If the Fed acts too quickly to curb consumer and business spending to curb inflation, it would hurt long-term growth and job creation. If the central bank waits too long, it will have to act more aggressively to increase term borrowing costs, which could also trigger a recession.
“This is a no-win situation the Fed found itself in,” said Douglas Holtz-Eakin, president of the American Action Forum and former head of the Congressional Budget Office.
Holtz-Eakin pointed to recent government data showing that three-quarters of the increase in nominal GDP in the third quarter of the year was due to inflation. âTheir dilemma has been described quite clearlyâ in that report, said Holtz-Eakin. “Do you take three-quarters and risk real growth?” “
On this front, Congress has an important role to play, economists say. Now that help from the past bills of the pandemic era has largely expired, the economy may lose some of its momentum. Ideally, Holtz-Eakin said, lawmakers would design their next spending programs to stimulate growth without fueling inflation, giving the Fed more leeway to raise rates to fight price hikes without hurting the economy. the economy.
âSince you have two problems, growth and inflation, you would like to have two instruments, one to manage growth and the other to manage inflation,â he said.
A big question is whether inflation will come back down on its own. Fed officials said they expect supply chain problems to ease with the pandemic, lowering inflation organically by allowing companies to fill more orders faster. But Powell acknowledged that it could take a while, and the higher inflation stays, the more the Fed might worry about having to act.
Still, if production and shipping delays are the main culprit, the central bank might not want to stifle otherwise healthy demand in a recovering economy.
Skanda Amarnath, executive director of workers’ rights group Employ America, said a rate hike would likely be a “risky retrospective step.”
In the meantime, Democrats in more competitive districts are hearing voters talk about price increases, which are occurring in many areas.
“Like many Iowa residents, I follow the lingering concerns about inflation and the costs Iowa residents face as a result,” said House Member Rep. Cindy Axne (D-Iowa). Financial Services Committee. âIf Congress had done its job and maintained these necessary investments over the past decades, we probably wouldn’t face the bottlenecks we have today.
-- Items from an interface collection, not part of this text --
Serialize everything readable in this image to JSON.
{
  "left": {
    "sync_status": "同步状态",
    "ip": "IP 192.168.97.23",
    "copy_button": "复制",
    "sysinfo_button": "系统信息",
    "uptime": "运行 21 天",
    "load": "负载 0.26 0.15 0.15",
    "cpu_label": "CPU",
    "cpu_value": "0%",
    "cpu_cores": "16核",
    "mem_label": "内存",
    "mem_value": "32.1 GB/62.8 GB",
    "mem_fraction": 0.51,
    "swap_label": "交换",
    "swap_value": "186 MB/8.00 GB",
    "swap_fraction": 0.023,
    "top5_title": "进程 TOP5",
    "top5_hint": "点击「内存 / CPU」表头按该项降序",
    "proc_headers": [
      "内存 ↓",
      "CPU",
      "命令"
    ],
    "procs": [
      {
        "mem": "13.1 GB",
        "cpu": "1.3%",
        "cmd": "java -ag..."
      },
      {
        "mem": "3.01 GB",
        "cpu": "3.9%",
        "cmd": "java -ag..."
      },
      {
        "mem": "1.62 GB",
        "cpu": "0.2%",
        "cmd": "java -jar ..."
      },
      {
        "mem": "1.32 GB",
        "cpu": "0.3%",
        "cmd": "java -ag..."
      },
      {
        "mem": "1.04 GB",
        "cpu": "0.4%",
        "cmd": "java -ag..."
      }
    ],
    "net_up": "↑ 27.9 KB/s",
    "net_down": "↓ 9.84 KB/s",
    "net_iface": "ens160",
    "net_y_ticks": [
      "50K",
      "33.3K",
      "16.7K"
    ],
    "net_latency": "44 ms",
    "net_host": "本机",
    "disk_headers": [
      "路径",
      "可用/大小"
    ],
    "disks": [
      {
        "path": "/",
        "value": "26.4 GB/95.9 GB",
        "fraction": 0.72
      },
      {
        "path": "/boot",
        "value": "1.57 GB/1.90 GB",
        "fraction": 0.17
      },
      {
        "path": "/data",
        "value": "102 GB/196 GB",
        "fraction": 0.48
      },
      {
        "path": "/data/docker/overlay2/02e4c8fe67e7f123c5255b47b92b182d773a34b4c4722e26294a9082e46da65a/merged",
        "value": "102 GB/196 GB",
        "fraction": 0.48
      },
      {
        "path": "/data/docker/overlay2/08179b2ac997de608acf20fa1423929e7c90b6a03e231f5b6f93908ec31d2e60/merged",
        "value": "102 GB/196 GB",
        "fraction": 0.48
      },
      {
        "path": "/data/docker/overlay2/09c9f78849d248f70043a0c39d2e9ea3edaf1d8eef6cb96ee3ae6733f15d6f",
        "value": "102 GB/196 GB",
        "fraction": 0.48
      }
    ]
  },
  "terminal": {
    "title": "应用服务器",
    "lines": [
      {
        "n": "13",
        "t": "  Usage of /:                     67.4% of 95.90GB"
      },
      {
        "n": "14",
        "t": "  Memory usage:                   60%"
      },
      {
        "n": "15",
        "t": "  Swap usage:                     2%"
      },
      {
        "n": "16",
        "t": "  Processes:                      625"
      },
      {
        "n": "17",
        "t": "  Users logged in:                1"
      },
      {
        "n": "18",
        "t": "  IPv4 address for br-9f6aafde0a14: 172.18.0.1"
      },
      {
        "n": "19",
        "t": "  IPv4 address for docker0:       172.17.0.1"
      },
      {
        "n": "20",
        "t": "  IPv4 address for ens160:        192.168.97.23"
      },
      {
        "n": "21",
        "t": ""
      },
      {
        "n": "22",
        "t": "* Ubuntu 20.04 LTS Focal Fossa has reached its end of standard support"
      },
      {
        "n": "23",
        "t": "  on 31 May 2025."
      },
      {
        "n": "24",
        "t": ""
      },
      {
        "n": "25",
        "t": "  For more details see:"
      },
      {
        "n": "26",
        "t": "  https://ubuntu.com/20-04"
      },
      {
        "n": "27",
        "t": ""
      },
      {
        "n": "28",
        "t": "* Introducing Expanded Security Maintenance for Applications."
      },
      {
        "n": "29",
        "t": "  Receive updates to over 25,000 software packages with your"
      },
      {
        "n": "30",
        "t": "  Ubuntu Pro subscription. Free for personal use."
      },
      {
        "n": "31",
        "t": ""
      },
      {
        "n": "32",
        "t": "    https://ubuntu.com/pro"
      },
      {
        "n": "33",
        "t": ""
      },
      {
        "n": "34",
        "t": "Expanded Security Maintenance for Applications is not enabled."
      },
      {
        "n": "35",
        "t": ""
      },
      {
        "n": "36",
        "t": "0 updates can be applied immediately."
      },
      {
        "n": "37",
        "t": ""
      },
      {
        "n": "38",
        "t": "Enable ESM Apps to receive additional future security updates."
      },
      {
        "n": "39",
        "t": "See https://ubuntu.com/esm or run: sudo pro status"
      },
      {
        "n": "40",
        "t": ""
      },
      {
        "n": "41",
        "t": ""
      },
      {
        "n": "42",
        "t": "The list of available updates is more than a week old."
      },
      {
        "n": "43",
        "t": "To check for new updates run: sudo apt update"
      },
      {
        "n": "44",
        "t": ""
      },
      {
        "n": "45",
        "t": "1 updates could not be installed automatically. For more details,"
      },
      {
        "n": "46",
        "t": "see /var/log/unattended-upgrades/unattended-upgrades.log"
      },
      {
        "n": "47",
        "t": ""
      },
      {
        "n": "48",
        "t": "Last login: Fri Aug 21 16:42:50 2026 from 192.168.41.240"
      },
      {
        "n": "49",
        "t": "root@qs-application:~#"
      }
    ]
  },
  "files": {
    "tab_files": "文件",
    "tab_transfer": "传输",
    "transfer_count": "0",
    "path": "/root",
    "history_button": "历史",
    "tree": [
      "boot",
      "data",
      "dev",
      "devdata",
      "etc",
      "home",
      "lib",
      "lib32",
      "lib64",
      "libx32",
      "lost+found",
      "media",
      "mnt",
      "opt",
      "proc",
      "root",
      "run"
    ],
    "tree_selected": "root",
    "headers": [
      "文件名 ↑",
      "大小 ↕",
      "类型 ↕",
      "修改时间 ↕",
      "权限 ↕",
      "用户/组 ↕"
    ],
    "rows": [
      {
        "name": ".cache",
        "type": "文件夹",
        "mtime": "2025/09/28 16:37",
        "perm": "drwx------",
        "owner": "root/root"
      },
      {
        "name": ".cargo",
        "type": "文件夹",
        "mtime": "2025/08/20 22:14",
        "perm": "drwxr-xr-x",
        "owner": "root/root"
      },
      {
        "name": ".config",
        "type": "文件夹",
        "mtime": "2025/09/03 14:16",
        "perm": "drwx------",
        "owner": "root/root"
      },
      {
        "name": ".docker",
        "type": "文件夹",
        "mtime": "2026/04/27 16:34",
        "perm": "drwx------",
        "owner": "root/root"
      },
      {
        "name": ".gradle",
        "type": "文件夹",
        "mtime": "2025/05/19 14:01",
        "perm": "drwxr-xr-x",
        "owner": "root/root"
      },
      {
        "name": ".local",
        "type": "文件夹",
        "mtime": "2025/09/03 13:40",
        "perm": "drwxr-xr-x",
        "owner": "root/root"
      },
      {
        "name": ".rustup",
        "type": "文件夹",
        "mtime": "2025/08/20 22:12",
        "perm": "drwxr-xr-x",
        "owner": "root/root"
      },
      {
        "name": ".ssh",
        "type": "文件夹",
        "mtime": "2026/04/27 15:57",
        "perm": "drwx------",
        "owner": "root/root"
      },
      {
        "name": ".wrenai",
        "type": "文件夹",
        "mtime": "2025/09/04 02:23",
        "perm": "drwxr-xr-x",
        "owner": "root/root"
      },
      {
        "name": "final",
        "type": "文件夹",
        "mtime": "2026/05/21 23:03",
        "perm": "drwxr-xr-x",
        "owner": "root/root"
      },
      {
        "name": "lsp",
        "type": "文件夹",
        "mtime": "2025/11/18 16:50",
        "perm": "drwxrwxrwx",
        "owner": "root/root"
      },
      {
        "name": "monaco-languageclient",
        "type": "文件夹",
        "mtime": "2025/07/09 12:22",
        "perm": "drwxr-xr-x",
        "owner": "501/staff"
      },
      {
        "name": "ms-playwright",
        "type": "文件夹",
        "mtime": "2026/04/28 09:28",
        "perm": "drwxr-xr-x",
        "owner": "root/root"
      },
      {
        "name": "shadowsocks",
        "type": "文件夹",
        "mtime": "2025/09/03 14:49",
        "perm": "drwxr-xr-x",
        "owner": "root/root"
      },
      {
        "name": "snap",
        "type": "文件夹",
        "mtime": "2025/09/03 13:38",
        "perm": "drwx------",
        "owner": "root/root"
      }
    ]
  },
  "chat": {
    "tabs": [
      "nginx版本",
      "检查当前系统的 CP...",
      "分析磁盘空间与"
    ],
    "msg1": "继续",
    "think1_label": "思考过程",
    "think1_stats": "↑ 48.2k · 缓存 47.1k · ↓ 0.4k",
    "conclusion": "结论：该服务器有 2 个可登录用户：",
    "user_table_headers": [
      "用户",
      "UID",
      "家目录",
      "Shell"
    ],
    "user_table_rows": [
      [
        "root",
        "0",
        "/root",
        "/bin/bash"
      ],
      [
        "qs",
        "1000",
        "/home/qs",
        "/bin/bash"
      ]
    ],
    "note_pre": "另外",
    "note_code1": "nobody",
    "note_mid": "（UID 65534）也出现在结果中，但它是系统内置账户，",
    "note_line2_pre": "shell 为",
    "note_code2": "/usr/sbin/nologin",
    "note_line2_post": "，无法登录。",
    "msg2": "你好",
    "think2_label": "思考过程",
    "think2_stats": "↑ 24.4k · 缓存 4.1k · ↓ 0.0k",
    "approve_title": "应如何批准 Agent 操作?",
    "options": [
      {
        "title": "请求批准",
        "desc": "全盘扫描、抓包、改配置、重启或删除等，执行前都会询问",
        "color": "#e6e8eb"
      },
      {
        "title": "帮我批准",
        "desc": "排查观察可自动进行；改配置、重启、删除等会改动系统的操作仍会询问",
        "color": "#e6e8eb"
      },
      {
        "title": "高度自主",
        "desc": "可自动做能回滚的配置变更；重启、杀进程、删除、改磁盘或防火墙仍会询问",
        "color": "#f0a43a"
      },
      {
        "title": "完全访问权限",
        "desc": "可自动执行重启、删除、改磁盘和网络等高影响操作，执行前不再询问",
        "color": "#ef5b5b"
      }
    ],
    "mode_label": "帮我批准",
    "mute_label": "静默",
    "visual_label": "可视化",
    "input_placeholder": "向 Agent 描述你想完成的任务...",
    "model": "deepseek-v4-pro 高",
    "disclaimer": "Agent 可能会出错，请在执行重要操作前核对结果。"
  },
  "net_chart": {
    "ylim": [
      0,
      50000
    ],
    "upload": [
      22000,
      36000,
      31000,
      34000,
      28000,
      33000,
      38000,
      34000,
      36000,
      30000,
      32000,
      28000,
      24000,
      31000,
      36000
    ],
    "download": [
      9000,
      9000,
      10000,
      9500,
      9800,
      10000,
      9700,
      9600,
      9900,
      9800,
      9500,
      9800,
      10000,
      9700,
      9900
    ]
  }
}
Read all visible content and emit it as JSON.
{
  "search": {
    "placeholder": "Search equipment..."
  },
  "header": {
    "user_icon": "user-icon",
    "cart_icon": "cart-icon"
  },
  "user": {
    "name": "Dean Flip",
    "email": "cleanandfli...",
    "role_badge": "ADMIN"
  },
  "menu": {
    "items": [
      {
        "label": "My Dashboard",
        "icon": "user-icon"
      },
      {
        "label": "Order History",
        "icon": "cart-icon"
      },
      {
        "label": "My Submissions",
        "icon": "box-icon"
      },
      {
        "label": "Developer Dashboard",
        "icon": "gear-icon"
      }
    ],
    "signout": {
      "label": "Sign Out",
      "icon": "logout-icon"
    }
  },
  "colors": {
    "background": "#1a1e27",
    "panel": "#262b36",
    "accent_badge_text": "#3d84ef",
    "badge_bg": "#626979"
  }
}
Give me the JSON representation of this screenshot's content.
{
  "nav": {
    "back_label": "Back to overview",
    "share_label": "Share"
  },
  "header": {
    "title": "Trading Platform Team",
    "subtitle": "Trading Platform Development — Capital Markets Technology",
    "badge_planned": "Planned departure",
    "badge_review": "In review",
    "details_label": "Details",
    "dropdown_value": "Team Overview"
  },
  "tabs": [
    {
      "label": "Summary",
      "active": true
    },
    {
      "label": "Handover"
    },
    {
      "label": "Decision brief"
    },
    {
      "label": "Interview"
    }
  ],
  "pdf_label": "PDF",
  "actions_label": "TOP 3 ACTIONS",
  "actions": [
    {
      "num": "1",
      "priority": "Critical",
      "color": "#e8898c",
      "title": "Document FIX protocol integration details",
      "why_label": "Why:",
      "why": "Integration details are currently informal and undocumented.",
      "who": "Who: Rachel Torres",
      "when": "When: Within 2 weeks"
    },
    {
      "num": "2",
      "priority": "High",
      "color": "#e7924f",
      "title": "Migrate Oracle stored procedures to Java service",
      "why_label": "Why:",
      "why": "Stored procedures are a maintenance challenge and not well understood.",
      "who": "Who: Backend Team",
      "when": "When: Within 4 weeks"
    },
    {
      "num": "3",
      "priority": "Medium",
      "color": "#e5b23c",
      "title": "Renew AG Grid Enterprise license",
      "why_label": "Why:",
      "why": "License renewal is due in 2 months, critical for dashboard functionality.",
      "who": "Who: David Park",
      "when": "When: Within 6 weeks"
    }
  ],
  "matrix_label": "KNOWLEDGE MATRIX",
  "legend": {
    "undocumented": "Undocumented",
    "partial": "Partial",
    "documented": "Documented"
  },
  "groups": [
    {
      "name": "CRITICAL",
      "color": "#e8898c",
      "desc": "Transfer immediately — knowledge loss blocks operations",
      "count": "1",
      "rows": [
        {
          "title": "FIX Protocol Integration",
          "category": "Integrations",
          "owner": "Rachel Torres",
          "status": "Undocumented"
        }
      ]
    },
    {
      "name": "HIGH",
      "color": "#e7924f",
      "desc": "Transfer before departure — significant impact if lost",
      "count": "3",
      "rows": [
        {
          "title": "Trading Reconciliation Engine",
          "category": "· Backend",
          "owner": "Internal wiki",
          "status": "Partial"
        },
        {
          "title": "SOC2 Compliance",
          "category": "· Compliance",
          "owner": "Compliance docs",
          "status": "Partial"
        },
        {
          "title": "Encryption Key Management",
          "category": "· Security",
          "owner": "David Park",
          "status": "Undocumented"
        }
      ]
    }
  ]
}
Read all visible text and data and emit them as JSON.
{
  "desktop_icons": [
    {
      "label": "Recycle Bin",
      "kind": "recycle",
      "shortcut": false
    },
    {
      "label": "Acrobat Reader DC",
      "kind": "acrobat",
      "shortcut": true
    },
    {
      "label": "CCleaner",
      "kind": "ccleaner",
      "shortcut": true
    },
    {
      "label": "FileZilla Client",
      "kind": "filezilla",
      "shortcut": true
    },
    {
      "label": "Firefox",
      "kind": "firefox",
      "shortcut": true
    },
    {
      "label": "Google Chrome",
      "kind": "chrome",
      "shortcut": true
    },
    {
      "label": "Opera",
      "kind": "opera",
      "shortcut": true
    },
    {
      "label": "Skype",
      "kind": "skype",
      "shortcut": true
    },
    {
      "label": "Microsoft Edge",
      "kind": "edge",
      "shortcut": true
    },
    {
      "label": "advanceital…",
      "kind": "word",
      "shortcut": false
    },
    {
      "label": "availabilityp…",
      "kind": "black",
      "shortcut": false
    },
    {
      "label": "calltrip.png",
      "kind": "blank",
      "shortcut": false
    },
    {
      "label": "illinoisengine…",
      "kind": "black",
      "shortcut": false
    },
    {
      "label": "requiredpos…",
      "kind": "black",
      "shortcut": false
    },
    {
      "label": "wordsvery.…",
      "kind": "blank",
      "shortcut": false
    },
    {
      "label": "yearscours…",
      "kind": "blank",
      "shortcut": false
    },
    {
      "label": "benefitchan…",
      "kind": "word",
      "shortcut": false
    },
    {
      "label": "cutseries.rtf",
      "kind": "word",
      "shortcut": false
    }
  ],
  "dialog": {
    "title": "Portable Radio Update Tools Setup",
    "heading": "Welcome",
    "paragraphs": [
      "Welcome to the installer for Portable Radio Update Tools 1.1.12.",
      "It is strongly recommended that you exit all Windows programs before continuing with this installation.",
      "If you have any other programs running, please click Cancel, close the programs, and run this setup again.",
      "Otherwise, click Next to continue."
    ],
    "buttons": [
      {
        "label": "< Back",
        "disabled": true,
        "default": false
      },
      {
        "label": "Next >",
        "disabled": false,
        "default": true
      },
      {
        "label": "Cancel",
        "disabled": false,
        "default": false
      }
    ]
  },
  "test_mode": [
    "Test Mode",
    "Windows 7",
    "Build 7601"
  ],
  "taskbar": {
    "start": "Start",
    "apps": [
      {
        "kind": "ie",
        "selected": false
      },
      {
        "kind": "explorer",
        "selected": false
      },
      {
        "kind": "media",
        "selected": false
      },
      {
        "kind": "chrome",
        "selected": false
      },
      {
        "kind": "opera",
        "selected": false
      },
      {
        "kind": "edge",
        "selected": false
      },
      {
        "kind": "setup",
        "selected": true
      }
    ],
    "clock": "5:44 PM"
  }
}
She said the Democrats’ social spending plans “will invest in things like child care and workforce development to ensure we have the workers to meet the needs of our supply chain.” .
The Fed could still become a scapegoat if some of these economic challenges don’t improve quickly. Mark Spindel, founder of Potomac River Capital, said things often go wrong when the central bank starts to raise interest rates.
âIt’s always tough, and now you’re mixing the really toxic partisanship, the divides both within and between the parties, and the Fed is back in the middle,â he said.